"Fourteen people were killed and 13 others injured when a suicide bomber detonated his explosives in the house of Shinwari," said Najibullah Kamawal, the health director of Nangarhar province, of which Jalalabad is the capital.
Ambulances rushed to the scene, which was littered with pieces of human flesh, sandals and charred debris.
Shinwari is a well-known member of Nangarhar's provincial council and his family is said to be actively involved in local politics.
Afghan President Ashraf Ghani strongly condemned the attack, warning security forces will go after the culprits with "all its strength".
"When terrorists lose the ability to fight face-to-face with our security forces, then they target public places and kill our innocent people," Ghani said in a statement.

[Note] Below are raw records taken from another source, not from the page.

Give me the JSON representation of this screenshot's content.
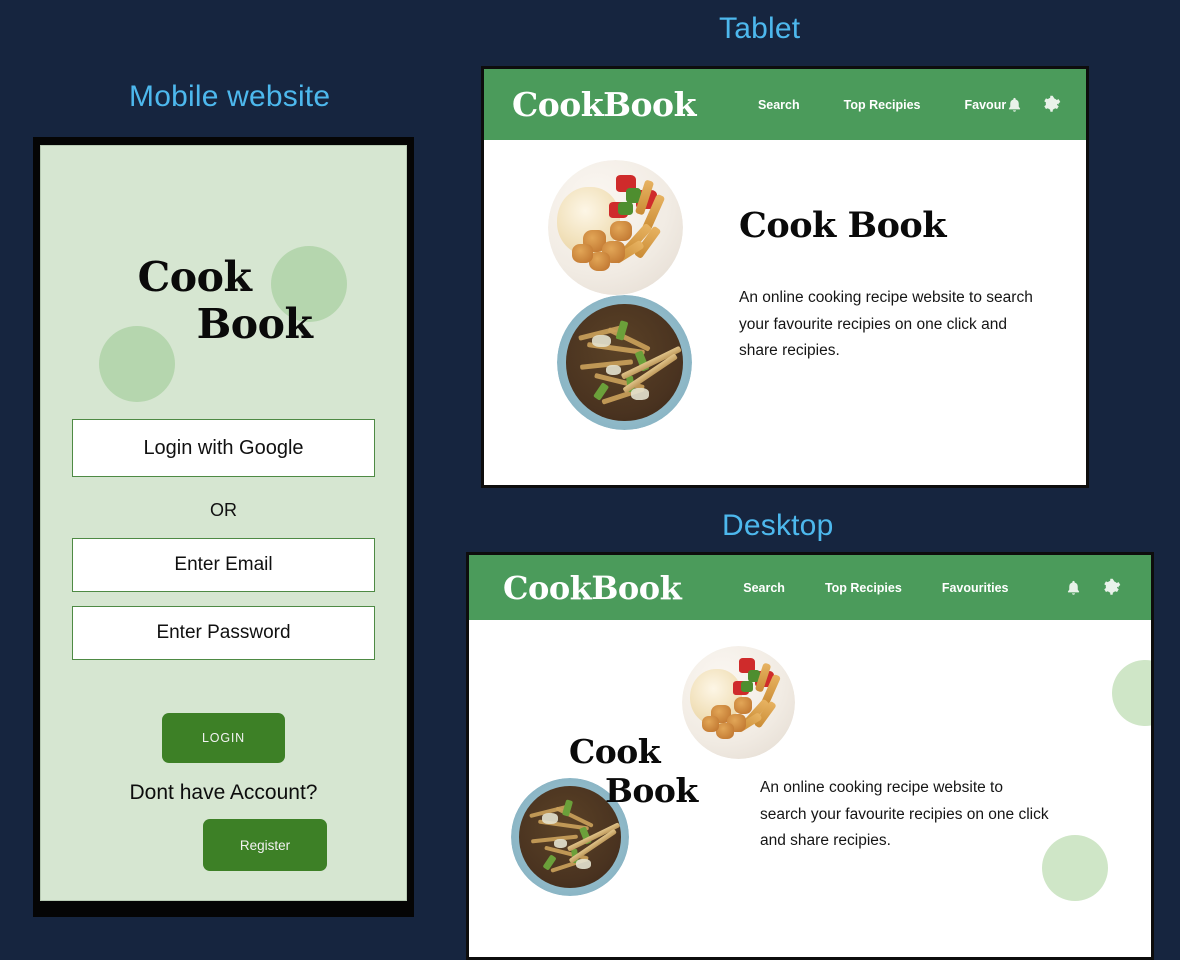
{
  "sections": {
    "mobile": "Mobile website",
    "tablet": "Tablet",
    "desktop": "Desktop"
  },
  "brand": {
    "word1": "Cook",
    "word2": "Book",
    "full": "CookBook"
  },
  "mobile_app": {
    "google_login_label": "Login with Google",
    "or_label": "OR",
    "email_placeholder": "Enter Email",
    "password_placeholder": "Enter Password",
    "login_button_label": "LOGIN",
    "no_account_text": "Dont have Account?",
    "register_button_label": "Register"
  },
  "tablet_app": {
    "nav": [
      {
        "label": "Search"
      },
      {
        "label": "Top Recipies"
      },
      {
        "label": "Favour"
      }
    ],
    "icons": [
      {
        "name": "bell-icon"
      },
      {
        "name": "gear-icon"
      }
    ],
    "hero_title": "Cook Book",
    "hero_description": "An online cooking recipe website to search your favourite recipies on one click and share recipies."
  },
  "desktop_app": {
    "nav": [
      {
        "label": "Search"
      },
      {
        "label": "Top Recipies"
      },
      {
        "label": "Favourities"
      }
    ],
    "icons": [
      {
        "name": "bell-icon"
      },
      {
        "name": "gear-icon"
      }
    ],
    "hero_description": "An online cooking recipe website to search your favourite recipies on one click and share recipies."
  },
  "colors": {
    "page_background": "#16253f",
    "section_title": "#4db8ed",
    "header_green": "#4b9b5b",
    "button_green": "#3d8026",
    "mint_screen": "#d6e6d1",
    "blob_green": "#b5d6ae",
    "white": "#ffffff"
  }
}
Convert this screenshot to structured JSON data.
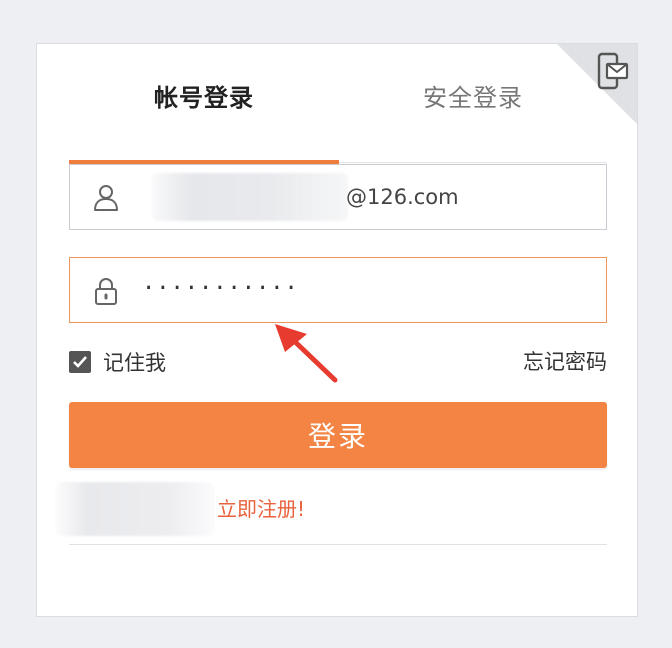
{
  "tabs": [
    {
      "label": "帐号登录",
      "active": true
    },
    {
      "label": "安全登录",
      "active": false
    }
  ],
  "username": {
    "suffix": "@126.com",
    "icon": "user-icon"
  },
  "password": {
    "masked_value": "···········",
    "icon": "lock-icon"
  },
  "remember": {
    "label": "记住我",
    "checked": true
  },
  "forgot_label": "忘记密码",
  "login_label": "登录",
  "register_label": "立即注册!",
  "colors": {
    "accent": "#f38443",
    "register": "#e8623c",
    "arrow": "#e63b2e"
  }
}
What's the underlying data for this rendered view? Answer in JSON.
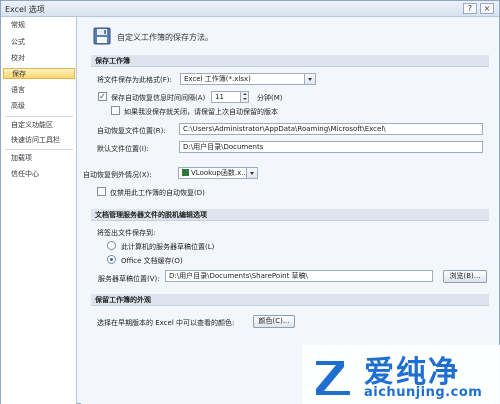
{
  "window": {
    "title": "Excel 选项",
    "help": "?",
    "close": "×"
  },
  "sidebar": {
    "items": [
      {
        "label": "常规"
      },
      {
        "label": "公式"
      },
      {
        "label": "校对"
      },
      {
        "label": "保存"
      },
      {
        "label": "语言"
      },
      {
        "label": "高级"
      },
      {
        "label": "自定义功能区"
      },
      {
        "label": "快速访问工具栏"
      },
      {
        "label": "加载项"
      },
      {
        "label": "信任中心"
      }
    ],
    "selected": "保存"
  },
  "header": {
    "text": "自定义工作簿的保存方法。"
  },
  "save_section": {
    "title": "保存工作簿",
    "format_label": "将文件保存为此格式(F):",
    "format_value": "Excel 工作簿(*.xlsx)",
    "autorecover_check": true,
    "autorecover_label": "保存自动恢复信息时间间隔(A)",
    "autorecover_minutes": "11",
    "minutes_unit": "分钟(M)",
    "keep_last_check": false,
    "keep_last_label": "如果我没保存就关闭，请保留上次自动保留的版本",
    "autorecover_location_label": "自动恢复文件位置(R):",
    "autorecover_location": "C:\\Users\\Administrator\\AppData\\Roaming\\Microsoft\\Excel\\",
    "default_location_label": "默认文件位置(I):",
    "default_location": "D:\\用户目录\\Documents"
  },
  "exception_section": {
    "label": "自动恢复例外情况(X):",
    "workbook": "VLookup函数.x...",
    "disable_check": false,
    "disable_label": "仅禁用此工作簿的自动恢复(D)"
  },
  "offline_section": {
    "title": "文档管理服务器文件的脱机编辑选项",
    "save_to_label": "将签出文件保存到:",
    "radio_server_label": "此计算机的服务器草稿位置(L)",
    "radio_server_selected": false,
    "radio_office_label": "Office 文档缓存(O)",
    "radio_office_selected": true,
    "drafts_label": "服务器草稿位置(V):",
    "drafts_location": "D:\\用户目录\\Documents\\SharePoint 草稿\\",
    "browse_label": "浏览(B)..."
  },
  "appearance_section": {
    "title": "保留工作簿的外观",
    "colors_label": "选择在早期版本的 Excel 中可以查看的颜色:",
    "colors_button": "颜色(C)..."
  },
  "watermark": {
    "brand_cn": "爱纯净",
    "brand_en": "aichunjing.com"
  },
  "colors": {
    "accent": "#1f6fd1",
    "selected_bg": "#ffd56a",
    "section_bg": "#dde4ee"
  }
}
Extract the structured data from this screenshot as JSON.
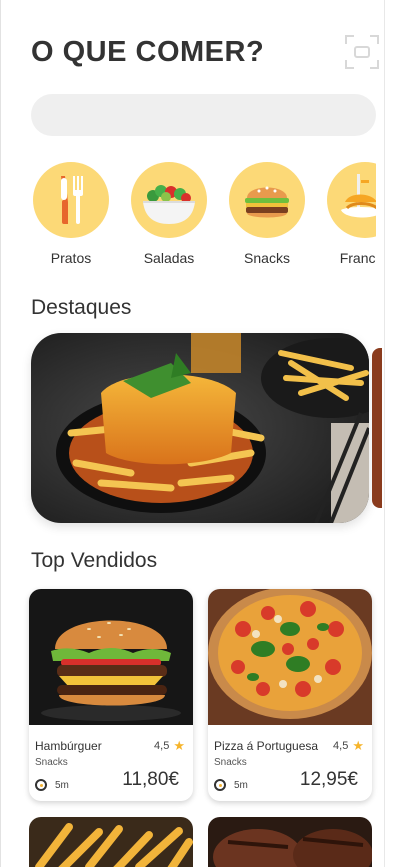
{
  "header": {
    "title": "O QUE COMER?"
  },
  "search": {
    "placeholder": "",
    "value": ""
  },
  "categories": [
    {
      "label": "Pratos",
      "icon": "cutlery-icon"
    },
    {
      "label": "Saladas",
      "icon": "salad-bowl-icon"
    },
    {
      "label": "Snacks",
      "icon": "burger-icon"
    },
    {
      "label": "Frances",
      "icon": "francesinha-icon"
    }
  ],
  "featured": {
    "title": "Destaques"
  },
  "top_sold": {
    "title": "Top Vendidos",
    "items": [
      {
        "name": "Hambúrguer",
        "rating": "4,5",
        "category": "Snacks",
        "time": "5m",
        "price": "11,80€"
      },
      {
        "name": "Pizza á Portuguesa",
        "rating": "4,5",
        "category": "Snacks",
        "time": "5m",
        "price": "12,95€"
      }
    ]
  },
  "colors": {
    "accent": "#fcd977",
    "star": "#f6b42b",
    "search_bg": "#efefef"
  }
}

"The government will fight those who shed the blood of our innocent people." The bombing is the latest deadly attack in the city since Wednesday, when Islamic State in Iraq and Syria (ISIS) jihadists claimed responsibility for a four-hour gun and bomb siege targeting the Pakistani consulate.
All three attackers and seven security forces were killed in the assault, the first major ISIS attack in an Afghan city and on a Pakistani government installation.
The group, which controls territory across Syria and Iraq, is making gradual inroads in Afghanistan, challenging the Taleban on their own turf.
The jihadists have managed to attract disaffected Taleban fighters increasingly lured by the group's signature brutality.
In a sign of their growing reach in Afghanistan, the group has taken to the airwaves with a 90-minute Pashto-language radio show called "Voice of the Caliphate".
The government has said it is trying to block the broadcast, which is beamed from an undisclosed location and aimed at winning new recruits.
The uptick in violence comes amid renewed international efforts to revive peace talks with the Taleban, locked in a tussle for supremacy with ISIS in Afghanistan.
Last week, representatives of Afghanistan, Pakistan, the United States and China met in a bid to revive stalled Taleban peace talks, even as the insurgents wage a brazen winter campaign of violence.
The so-called "roadmap" talks were meant to lay the groundwork for direct dialogue between the Afghan government and the Islamists to end the 14-year Taleban insurgency.
The four-country group is set to hold the next round of discussions on Monday in Kabul.